The Second World War: A Short History
by R. A. C. Parker
Oxford University Press, 330 pages, $15.95
At last this book is back in print. Military historians try to impose order—but not an artificial order, with tidy accounts of battles and neat blocks and precise arrows on maps—on events characterized, even defined, by chaos. This is always a daunting task. It is nearly impossible when the subject is not merely a battle or even a campaign but World War II—the most complex and important event in modern human history. A number of accomplished historians—among them John Keegan, Gerhard Weinberg, Martin Gilbert, Peter Calvocoressi, Guy Wint, Williamson Murray, and Allan Millett—have written single-volume accounts of the war. But this one, originally published in 1989 as Struggle for Survival and revised in a British edition in 1997, is by far the best. Briskly written, The Second World War manages to be at once succinct and thorough, sharp and nuanced, as it elucidates various aspects of the conflict—air, naval, and ground operations; war finance; military technology; propaganda; and changes in tactics, to name a few—along with its disparate theaters and campaigns: the North Atlantic, Western Europe, the Pacific, China, North Africa, Italy, Russia, and the Balkans. Unlike most other one-volume chronicles of the war, which concentrate almost exclusively on military operations, The Second World War puts the conflict in the widest context, surveying its political, diplomatic, demographic, and economic ramifications as well (R.A.C. Parker, who died last year, was primarily a scholar of pre-war British diplomacy). In addition to its other virtues, this trenchant, elegant survey contains the most lucid summation I've read of the Nazis' murder of the European Jews. Parker's accounts of both this fraught subject and the almost equally contentious topic of strategic bombing are cool and balanced; his judgments are skeptical and subtle yet sure.

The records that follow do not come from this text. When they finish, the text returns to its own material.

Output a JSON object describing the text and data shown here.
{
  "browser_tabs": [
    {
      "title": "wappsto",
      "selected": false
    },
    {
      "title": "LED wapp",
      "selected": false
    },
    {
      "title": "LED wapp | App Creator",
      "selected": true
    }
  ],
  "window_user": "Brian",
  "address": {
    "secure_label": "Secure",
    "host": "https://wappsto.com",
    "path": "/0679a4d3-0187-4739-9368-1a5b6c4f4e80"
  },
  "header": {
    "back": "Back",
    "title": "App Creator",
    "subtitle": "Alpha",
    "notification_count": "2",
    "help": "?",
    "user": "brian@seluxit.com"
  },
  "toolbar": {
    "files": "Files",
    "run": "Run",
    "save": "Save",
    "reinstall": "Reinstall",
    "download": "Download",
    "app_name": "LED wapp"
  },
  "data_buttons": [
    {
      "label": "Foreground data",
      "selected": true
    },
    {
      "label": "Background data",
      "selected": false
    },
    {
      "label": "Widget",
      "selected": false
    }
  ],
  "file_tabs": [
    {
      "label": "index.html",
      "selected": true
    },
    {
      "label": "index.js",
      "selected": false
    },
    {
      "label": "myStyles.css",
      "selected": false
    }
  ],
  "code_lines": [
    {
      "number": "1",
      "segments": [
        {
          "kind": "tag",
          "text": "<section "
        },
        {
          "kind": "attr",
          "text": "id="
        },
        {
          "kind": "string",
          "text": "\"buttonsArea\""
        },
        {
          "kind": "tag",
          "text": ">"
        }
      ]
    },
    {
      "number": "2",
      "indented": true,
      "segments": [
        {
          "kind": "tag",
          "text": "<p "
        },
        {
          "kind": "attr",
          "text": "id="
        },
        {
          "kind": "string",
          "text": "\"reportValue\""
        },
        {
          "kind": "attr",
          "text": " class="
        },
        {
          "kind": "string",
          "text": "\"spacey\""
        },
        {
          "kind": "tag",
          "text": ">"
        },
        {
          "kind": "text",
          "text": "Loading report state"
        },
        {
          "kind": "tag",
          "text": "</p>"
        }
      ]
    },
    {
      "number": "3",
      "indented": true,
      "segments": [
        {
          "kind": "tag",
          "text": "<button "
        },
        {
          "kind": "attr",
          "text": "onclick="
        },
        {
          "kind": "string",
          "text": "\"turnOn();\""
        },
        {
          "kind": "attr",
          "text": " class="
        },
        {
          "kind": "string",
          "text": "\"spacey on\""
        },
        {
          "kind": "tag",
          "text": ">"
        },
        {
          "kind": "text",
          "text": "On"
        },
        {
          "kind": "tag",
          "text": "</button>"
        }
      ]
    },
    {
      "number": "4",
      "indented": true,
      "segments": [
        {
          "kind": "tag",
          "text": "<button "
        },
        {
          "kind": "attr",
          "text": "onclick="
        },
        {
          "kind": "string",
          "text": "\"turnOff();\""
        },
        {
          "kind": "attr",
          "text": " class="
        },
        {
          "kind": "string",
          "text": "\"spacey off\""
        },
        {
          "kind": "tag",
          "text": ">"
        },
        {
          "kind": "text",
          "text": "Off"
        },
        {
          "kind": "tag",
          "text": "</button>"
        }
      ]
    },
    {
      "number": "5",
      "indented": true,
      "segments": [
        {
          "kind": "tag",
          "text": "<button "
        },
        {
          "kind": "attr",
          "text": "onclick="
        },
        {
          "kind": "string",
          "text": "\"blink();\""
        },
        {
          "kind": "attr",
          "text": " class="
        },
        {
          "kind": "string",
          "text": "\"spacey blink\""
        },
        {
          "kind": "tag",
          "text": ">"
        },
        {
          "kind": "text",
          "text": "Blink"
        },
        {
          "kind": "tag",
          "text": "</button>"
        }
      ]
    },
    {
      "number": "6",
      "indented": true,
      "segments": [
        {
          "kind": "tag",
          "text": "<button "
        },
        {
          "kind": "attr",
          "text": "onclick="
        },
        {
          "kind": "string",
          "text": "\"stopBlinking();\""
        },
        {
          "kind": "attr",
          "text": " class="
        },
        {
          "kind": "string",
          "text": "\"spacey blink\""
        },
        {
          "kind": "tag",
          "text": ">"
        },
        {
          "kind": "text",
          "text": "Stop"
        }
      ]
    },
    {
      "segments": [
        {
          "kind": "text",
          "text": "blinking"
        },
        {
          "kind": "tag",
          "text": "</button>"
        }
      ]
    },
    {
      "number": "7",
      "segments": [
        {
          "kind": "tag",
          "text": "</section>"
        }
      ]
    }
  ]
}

Alas, The Second World War has a single, but egregious, flaw. Parker's magisterial view of the conflict forces him to conclude, quite correctly, that "the great Russo-German land battle determined the whole course of the war." But, in common with every other British or American history of the war, Parker's treats the Eastern front cursorily. (His decision to assess the second Battle of El Alamein in greater detail than the Battle of Kursk—the pivotal event of the war and the largest battle in history—is indefensible.) Everyone who wants to be well informed should own—and read—this chronicle. But to truly grasp the war the reader must pair Parker's book with the authoritative survey of the epic Russo-German struggle, David M. Glantz and Jonathan M. House's When Titans Clashed (1995). Ultimately, Parker failed to impose order on the war; but no one has come closer.